EXERCISE OBJECTIVE: Each entry should be repeated exactly. Its pictures should not be.

[Dataset rows for apps and sites]
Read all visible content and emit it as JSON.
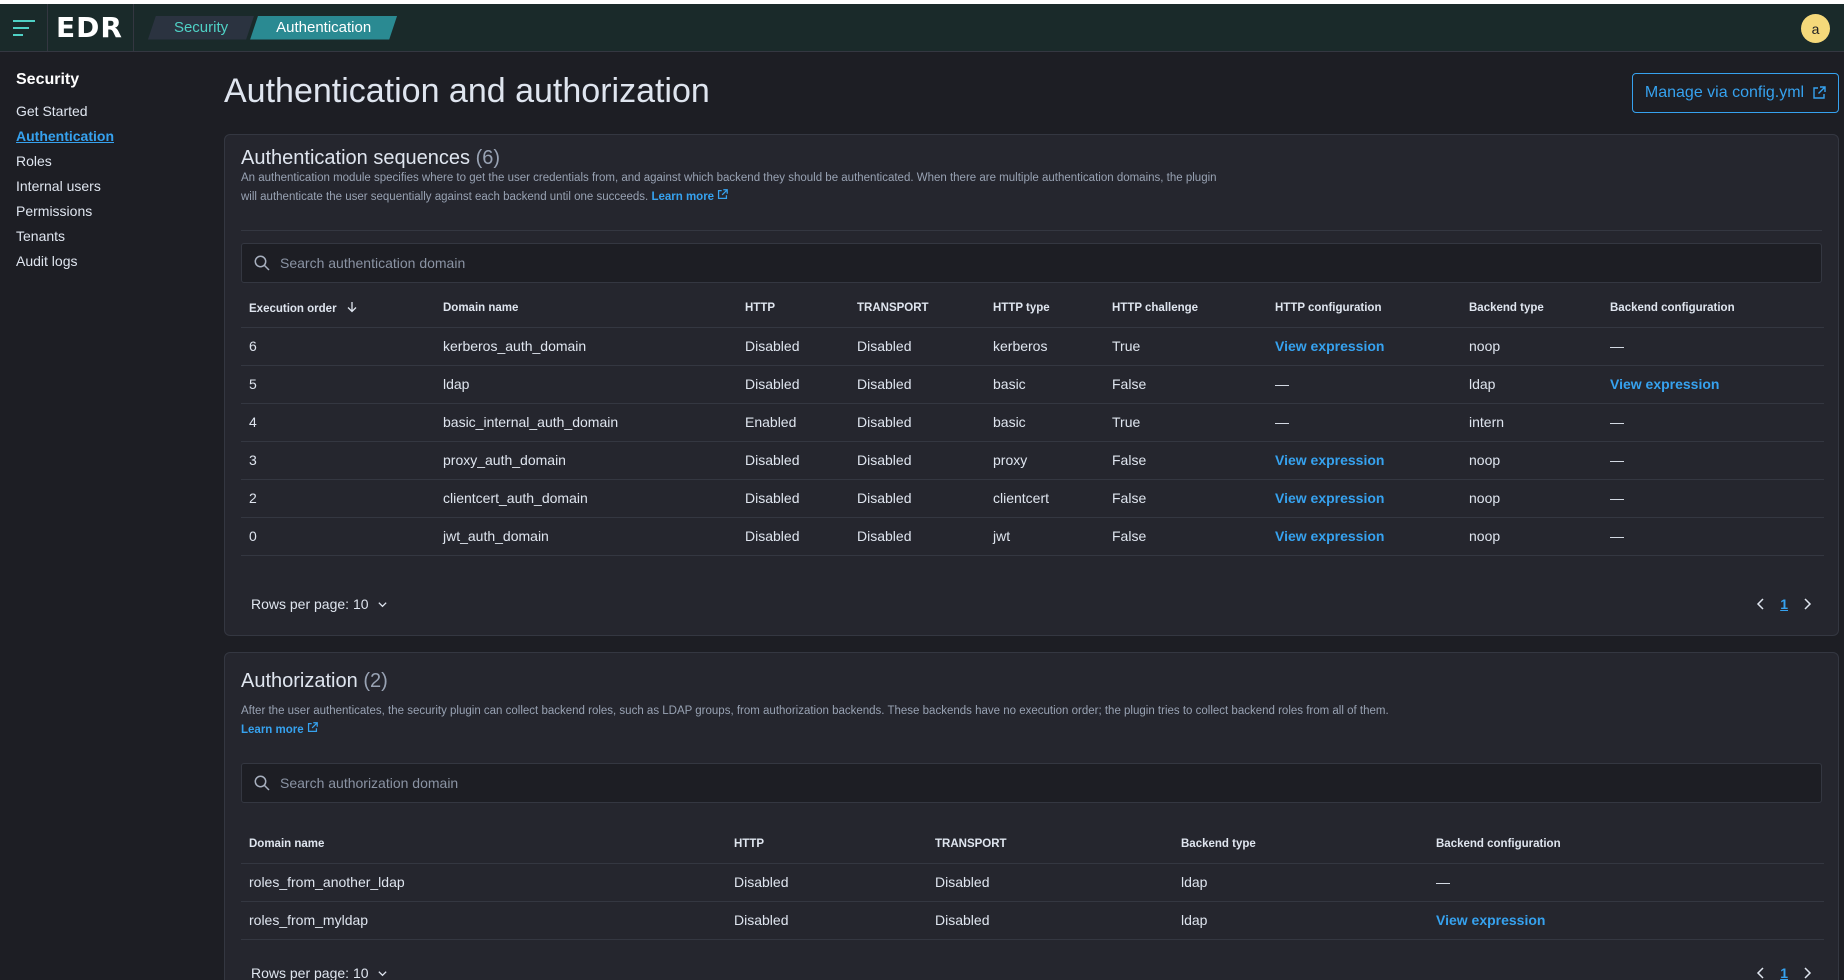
{
  "header": {
    "logo": "EDR",
    "breadcrumbs": [
      "Security",
      "Authentication"
    ],
    "avatar_initial": "a"
  },
  "sidebar": {
    "title": "Security",
    "items": [
      {
        "label": "Get Started",
        "active": false
      },
      {
        "label": "Authentication",
        "active": true
      },
      {
        "label": "Roles",
        "active": false
      },
      {
        "label": "Internal users",
        "active": false
      },
      {
        "label": "Permissions",
        "active": false
      },
      {
        "label": "Tenants",
        "active": false
      },
      {
        "label": "Audit logs",
        "active": false
      }
    ]
  },
  "main": {
    "title": "Authentication and authorization",
    "manage_button": "Manage via config.yml"
  },
  "authentication": {
    "title": "Authentication sequences",
    "count": "(6)",
    "description": "An authentication module specifies where to get the user credentials from, and against which backend they should be authenticated. When there are multiple authentication domains, the plugin will authenticate the user sequentially against each backend until one succeeds.",
    "learn_more": "Learn more",
    "search_placeholder": "Search authentication domain",
    "columns": [
      "Execution order",
      "Domain name",
      "HTTP",
      "TRANSPORT",
      "HTTP type",
      "HTTP challenge",
      "HTTP configuration",
      "Backend type",
      "Backend configuration"
    ],
    "rows": [
      [
        "6",
        "kerberos_auth_domain",
        "Disabled",
        "Disabled",
        "kerberos",
        "True",
        "View expression",
        "noop",
        "—"
      ],
      [
        "5",
        "ldap",
        "Disabled",
        "Disabled",
        "basic",
        "False",
        "—",
        "ldap",
        "View expression"
      ],
      [
        "4",
        "basic_internal_auth_domain",
        "Enabled",
        "Disabled",
        "basic",
        "True",
        "—",
        "intern",
        "—"
      ],
      [
        "3",
        "proxy_auth_domain",
        "Disabled",
        "Disabled",
        "proxy",
        "False",
        "View expression",
        "noop",
        "—"
      ],
      [
        "2",
        "clientcert_auth_domain",
        "Disabled",
        "Disabled",
        "clientcert",
        "False",
        "View expression",
        "noop",
        "—"
      ],
      [
        "0",
        "jwt_auth_domain",
        "Disabled",
        "Disabled",
        "jwt",
        "False",
        "View expression",
        "noop",
        "—"
      ]
    ],
    "rows_per_page": "Rows per page: 10",
    "page": "1"
  },
  "authorization": {
    "title": "Authorization",
    "count": "(2)",
    "description": "After the user authenticates, the security plugin can collect backend roles, such as LDAP groups, from authorization backends. These backends have no execution order; the plugin tries to collect backend roles from all of them.",
    "learn_more": "Learn more",
    "search_placeholder": "Search authorization domain",
    "columns": [
      "Domain name",
      "HTTP",
      "TRANSPORT",
      "Backend type",
      "Backend configuration"
    ],
    "rows": [
      [
        "roles_from_another_ldap",
        "Disabled",
        "Disabled",
        "ldap",
        "—"
      ],
      [
        "roles_from_myldap",
        "Disabled",
        "Disabled",
        "ldap",
        "View expression"
      ]
    ],
    "rows_per_page": "Rows per page: 10",
    "page": "1"
  },
  "colors": {
    "accent": "#36a2ef",
    "header_bg": "#1a2a2a",
    "crumb_active": "#2a8a92",
    "crumb_text": "#4fd1c5",
    "panel_bg": "#25262e",
    "page_bg": "#1d1e24"
  }
}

ANSWER SPACE:
Read all visible content and emit it as JSON.
{
  "header": {
    "logo": "EDR",
    "breadcrumbs": [
      "Security",
      "Authentication"
    ],
    "avatar_initial": "a"
  },
  "sidebar": {
    "title": "Security",
    "items": [
      {
        "label": "Get Started",
        "active": false
      },
      {
        "label": "Authentication",
        "active": true
      },
      {
        "label": "Roles",
        "active": false
      },
      {
        "label": "Internal users",
        "active": false
      },
      {
        "label": "Permissions",
        "active": false
      },
      {
        "label": "Tenants",
        "active": false
      },
      {
        "label": "Audit logs",
        "active": false
      }
    ]
  },
  "main": {
    "title": "Authentication and authorization",
    "manage_button": "Manage via config.yml"
  },
  "authentication": {
    "title": "Authentication sequences",
    "count": "(6)",
    "description": "An authentication module specifies where to get the user credentials from, and against which backend they should be authenticated. When there are multiple authentication domains, the plugin will authenticate the user sequentially against each backend until one succeeds.",
    "learn_more": "Learn more",
    "search_placeholder": "Search authentication domain",
    "columns": [
      "Execution order",
      "Domain name",
      "HTTP",
      "TRANSPORT",
      "HTTP type",
      "HTTP challenge",
      "HTTP configuration",
      "Backend type",
      "Backend configuration"
    ],
    "rows": [
      [
        "6",
        "kerberos_auth_domain",
        "Disabled",
        "Disabled",
        "kerberos",
        "True",
        "View expression",
        "noop",
        "—"
      ],
      [
        "5",
        "ldap",
        "Disabled",
        "Disabled",
        "basic",
        "False",
        "—",
        "ldap",
        "View expression"
      ],
      [
        "4",
        "basic_internal_auth_domain",
        "Enabled",
        "Disabled",
        "basic",
        "True",
        "—",
        "intern",
        "—"
      ],
      [
        "3",
        "proxy_auth_domain",
        "Disabled",
        "Disabled",
        "proxy",
        "False",
        "View expression",
        "noop",
        "—"
      ],
      [
        "2",
        "clientcert_auth_domain",
        "Disabled",
        "Disabled",
        "clientcert",
        "False",
        "View expression",
        "noop",
        "—"
      ],
      [
        "0",
        "jwt_auth_domain",
        "Disabled",
        "Disabled",
        "jwt",
        "False",
        "View expression",
        "noop",
        "—"
      ]
    ],
    "rows_per_page": "Rows per page: 10",
    "page": "1"
  },
  "authorization": {
    "title": "Authorization",
    "count": "(2)",
    "description": "After the user authenticates, the security plugin can collect backend roles, such as LDAP groups, from authorization backends. These backends have no execution order; the plugin tries to collect backend roles from all of them.",
    "learn_more": "Learn more",
    "search_placeholder": "Search authorization domain",
    "columns": [
      "Domain name",
      "HTTP",
      "TRANSPORT",
      "Backend type",
      "Backend configuration"
    ],
    "rows": [
      [
        "roles_from_another_ldap",
        "Disabled",
        "Disabled",
        "ldap",
        "—"
      ],
      [
        "roles_from_myldap",
        "Disabled",
        "Disabled",
        "ldap",
        "View expression"
      ]
    ],
    "rows_per_page": "Rows per page: 10",
    "page": "1"
  },
  "colors": {
    "accent": "#36a2ef",
    "header_bg": "#1a2a2a",
    "crumb_active": "#2a8a92",
    "crumb_text": "#4fd1c5",
    "panel_bg": "#25262e",
    "page_bg": "#1d1e24"
  }
}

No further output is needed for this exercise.